At the Hoh Rain Forest in Olympic National Park, one of the first things visitors see is a phone booth covered in moss. The dense vegetation in the park contrasts sharply with the barren terrain of nearby clear-cut forestland.
Throughout the Hoh Rain Forest, trees are overcome with moss, often from the ground all the way to their tops.
A moss-covered branch extends over a creek in the Hoh Rain Forest in Olympic National Park in Washington.
Moss is so abundant in the Hoh Rain Forest in Olympic National Park that clumps of it sometimes fall from tree branches.
The moss dripping down from trees makes some forest settings seem fantastical, like something from a Tolkien story.
The Oregon and Washington coasts are pockmarked with miles of clear-cut forest. Clear-cutting leaves the land looking like it has been hit by a hurricane.
While the clear-cutting is often hidden away or hard to see, it is sometimes directly visible from Highway 101.

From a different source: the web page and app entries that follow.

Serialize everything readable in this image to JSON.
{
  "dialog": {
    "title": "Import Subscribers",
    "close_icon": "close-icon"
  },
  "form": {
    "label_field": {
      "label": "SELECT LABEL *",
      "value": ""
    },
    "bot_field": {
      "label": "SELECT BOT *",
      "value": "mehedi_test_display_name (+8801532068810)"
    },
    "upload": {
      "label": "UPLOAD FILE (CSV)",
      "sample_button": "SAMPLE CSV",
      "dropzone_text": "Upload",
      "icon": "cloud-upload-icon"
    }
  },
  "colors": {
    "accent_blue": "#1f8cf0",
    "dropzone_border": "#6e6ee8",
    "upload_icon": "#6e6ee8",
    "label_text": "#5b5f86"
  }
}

Because of heavy annual rainfall, high humidity, deep and well-draining soil and mild temperatures, the trees in the Hoh Rain Forest are among the tallest of their species in the world.